Will I need treatment? What are my treatment options? Should I wait to start treatment? What else should I know?
Receiving a positive diagnosis for hep C can trigger a wide range of responses, and none are particularly positive or comforting. Fear is prevalent, shame common, assumptions of a date with death not unusual. Shock and disbelief are typical, even for those who thought they might have been exposed to hep C in the past. As the shock fades, the dominating question is "What’s next?".
Which doctors treat hepatitis C?
Luckily, effective treatments are available. With current treatments, a diverse range of healthcare professionals now treat Hep C including internal medicine and family practice physicians, physician assistants, nurse practitioners, and pharmacists. In some situations treatment will be administered by specialists, including pediatricians, gastroenterologists, infectious-disease doctors, and hepatologists, depending on the state of the illness.1
How serious is hep C?
I was treated by a gastroenterologist, also a hep C researcher, once my positive diagnosis was been confirmed. For many patients, doctors are the first and often primary sources of information on treatment options.
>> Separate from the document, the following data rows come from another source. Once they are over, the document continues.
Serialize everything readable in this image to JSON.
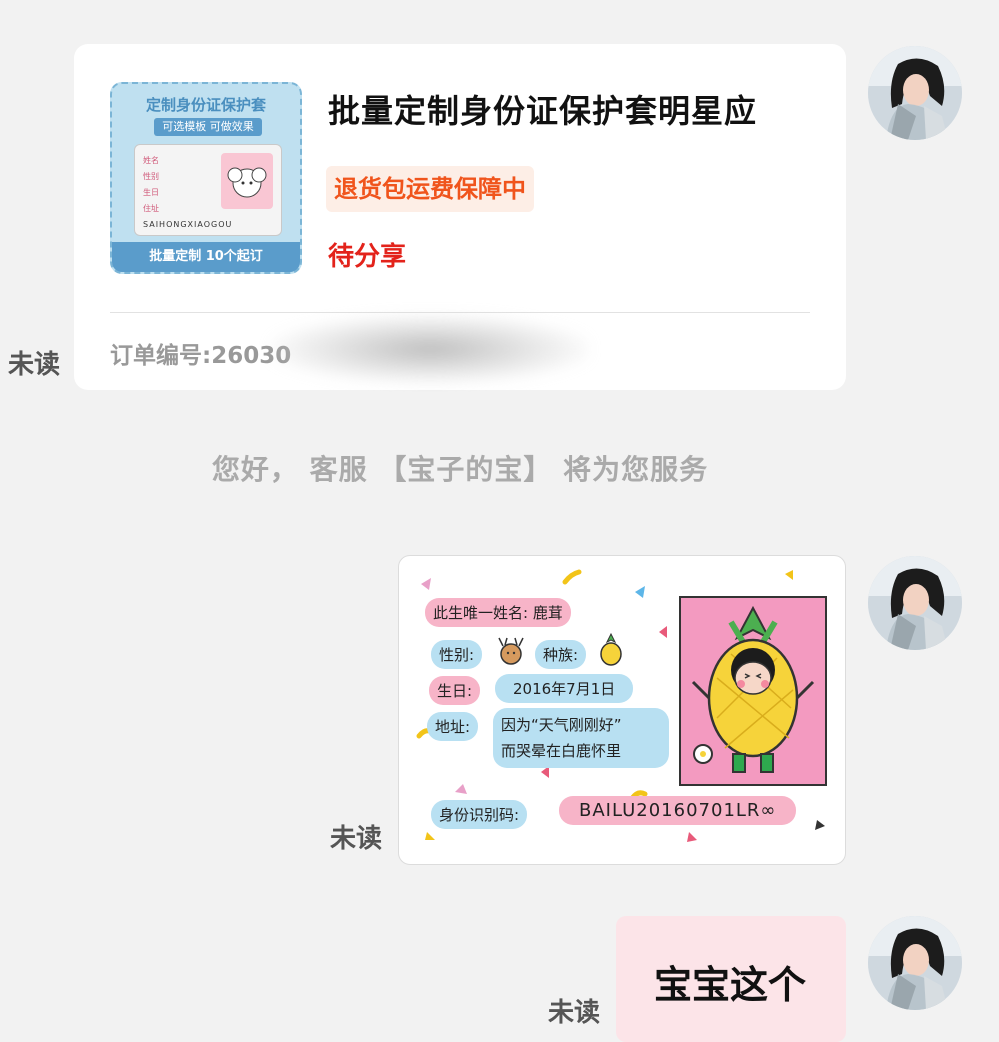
{
  "order_card": {
    "product_image": {
      "title": "定制身份证保护套",
      "subtitle": "可选模板 可做效果",
      "fields": [
        "姓名",
        "性别",
        "生日",
        "住址"
      ],
      "code": "SAIHONGXIAOGOU",
      "footer": "批量定制 10个起订"
    },
    "product_title": "批量定制身份证保护套明星应",
    "return_badge": "退货包运费保障中",
    "share_status": "待分享",
    "order_number_label": "订单编号:26030",
    "unread_label": "未读"
  },
  "system_message": "您好， 客服 【宝子的宝】 将为您服务",
  "image_message": {
    "name_label": "此生唯一姓名:",
    "name_value": "鹿茸",
    "gender_label": "性别:",
    "species_label": "种族:",
    "birthday_label": "生日:",
    "birthday_value": "2016年7月1日",
    "address_label": "地址:",
    "address_line1": "因为“天气刚刚好”",
    "address_line2": "而哭晕在白鹿怀里",
    "id_label": "身份识别码:",
    "id_value": "BAILU20160701LR∞",
    "unread_label": "未读"
  },
  "text_message": {
    "text": "宝宝这个",
    "unread_label": "未读"
  },
  "colors": {
    "background": "#f2f2f2",
    "return_badge_text": "#f0541c",
    "share_status_text": "#e3231b",
    "text_bubble": "#fce4e8"
  }
}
Hep C is a persistent disease, and the most patients (75-85%) will develop chronic hepatitis C (CHC). Untreated, hepatitis C can cause extrahepatic complications such as type 2 diabetes, heart disease, and chronic kidney disease, as well as many liver problems, which can be life-threatening if untreated.2-4
Today, direct-acting antiviral (DAA) treatments are significantly more effective than the previous options in eliminating the disease - and with fewer side effects!5-8 As noted in a 2019 paper, “The treatment of CHC has undergone significant advancement over the past decade. In particular, the cure rate with new DAAs has climbed to over 90% across genotypes, with some of the newest DAAs achieving a cure rate of 100% in certain genotypes."5
Your doctor is the best person to ask about which treatment is best for you. Generally, treatments for patients without cirrhosis of the liver across all genotypes include Mavyret (typically taken for 8 weeks) or Epclusa (typically taken for 12 weeks). Both are consumed orally and the typical side effects (fatigue, nausea, headache, or insomnia) are usually manageable. Many, including myself, experience no side effects. Those with active cirrhosis will typically receive one of the above treatments, depending on their specific genotype and severity of liver damage. Treatments can work very quickly; The US Department of Veteran Affairs notes that “The medications will usually cause a very big drop in the viral load within the first two weeks. Some patients will see their viral load become undetectable very early, such as by the fourth week. For other patients, it can take longer until their viral load becomes undetectable”.9
There is no reason to wait for treatment to begin once your care provider has approved it. The treatments are expensive and for those without medical insurance, this may cause some delay, though there are many subsidies available from public and private sources. The medication must be taken daily; My medication was dispensed on a monthly schedule, so traveling could be a challenge to address prior to or during treatment.
Do you try to follow a liver-friendly diet?